Note each line in the data holding the string "IDES" and report it.

··· Working data ···

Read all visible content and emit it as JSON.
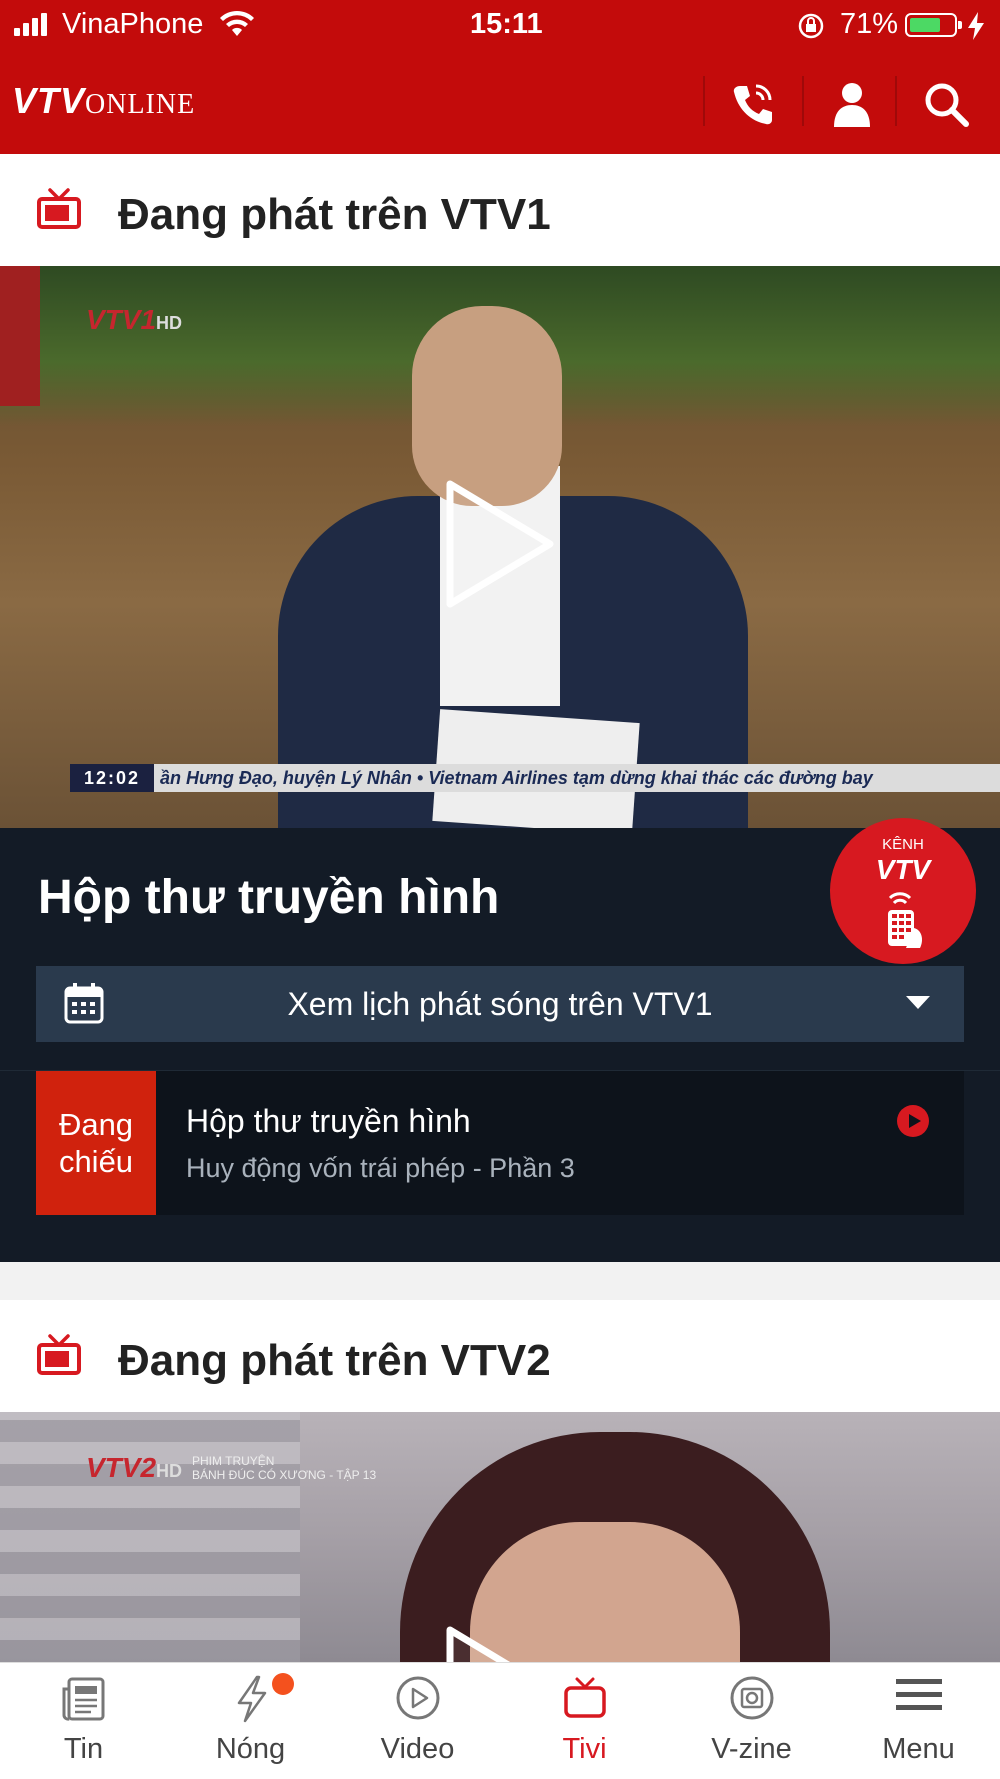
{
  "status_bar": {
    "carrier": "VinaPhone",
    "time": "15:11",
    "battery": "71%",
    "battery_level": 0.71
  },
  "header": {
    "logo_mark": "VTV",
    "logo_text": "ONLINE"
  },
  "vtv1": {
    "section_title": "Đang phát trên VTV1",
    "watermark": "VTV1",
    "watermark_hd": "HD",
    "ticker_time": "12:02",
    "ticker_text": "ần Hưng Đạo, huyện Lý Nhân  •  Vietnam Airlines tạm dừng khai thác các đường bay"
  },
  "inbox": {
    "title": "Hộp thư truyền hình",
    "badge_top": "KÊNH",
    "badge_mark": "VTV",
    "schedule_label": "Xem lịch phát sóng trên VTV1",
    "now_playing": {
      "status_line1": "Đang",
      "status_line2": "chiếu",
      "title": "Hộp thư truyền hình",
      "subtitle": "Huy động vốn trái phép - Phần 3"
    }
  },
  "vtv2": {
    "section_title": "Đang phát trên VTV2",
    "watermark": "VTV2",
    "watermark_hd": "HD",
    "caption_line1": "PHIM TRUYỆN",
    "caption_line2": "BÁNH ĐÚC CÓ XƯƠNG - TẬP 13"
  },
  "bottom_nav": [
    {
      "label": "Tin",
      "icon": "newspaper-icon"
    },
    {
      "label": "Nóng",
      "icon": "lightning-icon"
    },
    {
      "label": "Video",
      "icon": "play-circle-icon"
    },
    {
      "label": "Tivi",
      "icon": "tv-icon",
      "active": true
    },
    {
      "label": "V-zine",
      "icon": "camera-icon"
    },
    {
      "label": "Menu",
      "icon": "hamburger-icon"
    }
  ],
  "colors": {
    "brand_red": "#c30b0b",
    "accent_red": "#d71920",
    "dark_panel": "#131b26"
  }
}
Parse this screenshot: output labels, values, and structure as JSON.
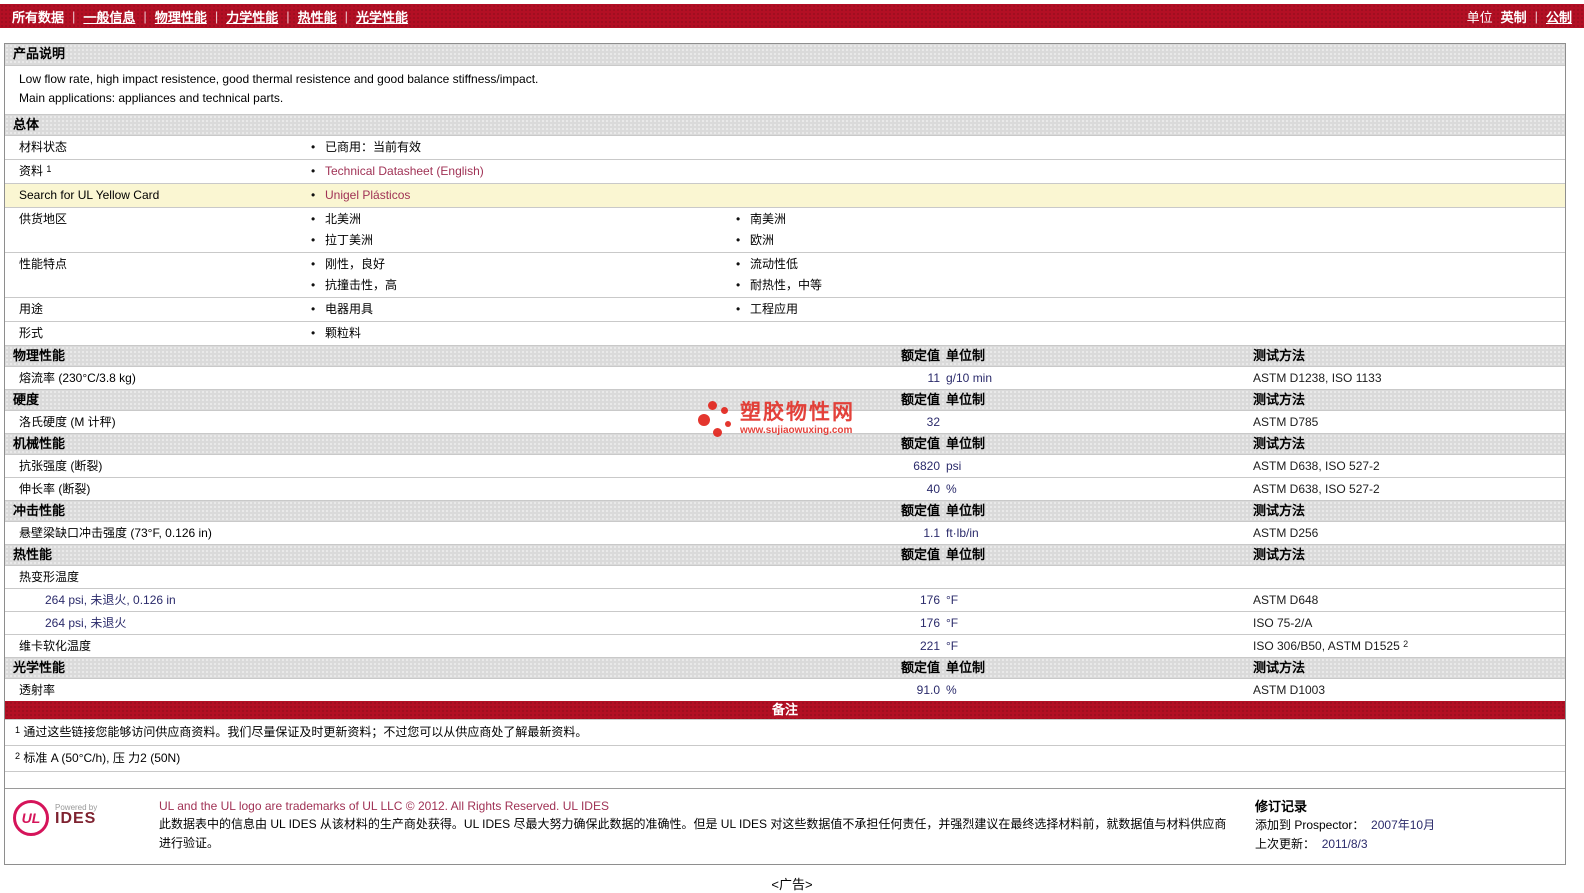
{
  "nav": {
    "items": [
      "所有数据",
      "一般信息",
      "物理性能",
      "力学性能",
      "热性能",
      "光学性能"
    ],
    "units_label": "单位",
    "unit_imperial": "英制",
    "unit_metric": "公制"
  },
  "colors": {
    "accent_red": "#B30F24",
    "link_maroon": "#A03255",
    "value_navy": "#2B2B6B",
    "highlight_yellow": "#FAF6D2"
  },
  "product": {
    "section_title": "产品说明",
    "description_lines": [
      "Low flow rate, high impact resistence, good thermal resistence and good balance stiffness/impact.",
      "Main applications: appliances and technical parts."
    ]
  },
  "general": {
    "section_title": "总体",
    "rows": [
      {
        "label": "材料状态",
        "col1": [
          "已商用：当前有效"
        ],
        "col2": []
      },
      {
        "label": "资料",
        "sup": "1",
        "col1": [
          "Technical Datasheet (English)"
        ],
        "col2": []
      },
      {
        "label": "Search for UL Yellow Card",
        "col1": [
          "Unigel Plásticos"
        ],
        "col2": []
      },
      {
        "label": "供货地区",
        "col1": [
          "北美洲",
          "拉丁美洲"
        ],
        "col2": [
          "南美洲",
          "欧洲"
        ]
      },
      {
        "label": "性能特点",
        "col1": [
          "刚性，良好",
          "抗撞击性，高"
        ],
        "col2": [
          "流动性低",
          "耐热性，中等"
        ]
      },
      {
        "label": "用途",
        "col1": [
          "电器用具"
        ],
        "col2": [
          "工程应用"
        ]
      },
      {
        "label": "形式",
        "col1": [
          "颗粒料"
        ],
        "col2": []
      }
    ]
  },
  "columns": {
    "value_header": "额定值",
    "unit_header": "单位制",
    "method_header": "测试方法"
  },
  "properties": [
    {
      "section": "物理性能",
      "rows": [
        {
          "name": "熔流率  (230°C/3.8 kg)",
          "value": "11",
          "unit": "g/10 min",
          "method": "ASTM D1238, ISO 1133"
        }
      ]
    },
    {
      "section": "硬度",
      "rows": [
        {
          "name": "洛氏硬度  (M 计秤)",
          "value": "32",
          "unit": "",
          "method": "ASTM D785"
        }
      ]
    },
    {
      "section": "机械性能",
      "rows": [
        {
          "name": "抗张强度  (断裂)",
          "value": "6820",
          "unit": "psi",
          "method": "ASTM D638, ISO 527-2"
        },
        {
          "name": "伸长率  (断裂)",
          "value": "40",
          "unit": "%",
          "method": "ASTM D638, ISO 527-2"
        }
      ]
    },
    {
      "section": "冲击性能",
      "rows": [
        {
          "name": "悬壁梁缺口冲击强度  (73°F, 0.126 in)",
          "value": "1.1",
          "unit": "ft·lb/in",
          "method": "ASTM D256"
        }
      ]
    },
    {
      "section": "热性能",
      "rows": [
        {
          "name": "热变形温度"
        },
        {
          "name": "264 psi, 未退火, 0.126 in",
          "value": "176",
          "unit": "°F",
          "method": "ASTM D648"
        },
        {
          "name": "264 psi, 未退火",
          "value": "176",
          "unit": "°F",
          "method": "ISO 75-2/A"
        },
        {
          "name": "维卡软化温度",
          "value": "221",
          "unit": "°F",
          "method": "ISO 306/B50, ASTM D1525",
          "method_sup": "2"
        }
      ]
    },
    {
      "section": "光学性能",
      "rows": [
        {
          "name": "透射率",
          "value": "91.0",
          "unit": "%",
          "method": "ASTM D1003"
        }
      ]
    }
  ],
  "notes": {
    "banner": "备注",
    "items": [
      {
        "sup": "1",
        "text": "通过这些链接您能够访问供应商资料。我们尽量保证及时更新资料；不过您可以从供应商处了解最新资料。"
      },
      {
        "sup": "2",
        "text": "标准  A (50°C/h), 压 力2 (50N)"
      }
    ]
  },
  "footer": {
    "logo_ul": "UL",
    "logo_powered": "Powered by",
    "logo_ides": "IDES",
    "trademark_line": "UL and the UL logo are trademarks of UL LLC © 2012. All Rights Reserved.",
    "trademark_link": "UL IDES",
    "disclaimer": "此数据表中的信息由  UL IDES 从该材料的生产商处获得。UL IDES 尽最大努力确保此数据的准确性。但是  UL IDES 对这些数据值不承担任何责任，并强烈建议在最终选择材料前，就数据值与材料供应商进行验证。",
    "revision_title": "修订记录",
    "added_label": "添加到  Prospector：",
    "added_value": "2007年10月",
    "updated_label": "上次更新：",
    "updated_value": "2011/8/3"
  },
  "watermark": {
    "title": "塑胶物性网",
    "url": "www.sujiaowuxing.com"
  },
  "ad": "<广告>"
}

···

Reply.
    "logo_ides": "IDES",
    "trademark_link": "UL IDES",
    "disclaimer": "此数据表中的信息由  UL IDES 从该材料的生产商处获得。UL IDES 尽最大努力确保此数据的准确性。但是  UL IDES 对这些数据值不承担任何责任，并强烈建议在最终选择材料前，就数据值与材料供应商进行验证。",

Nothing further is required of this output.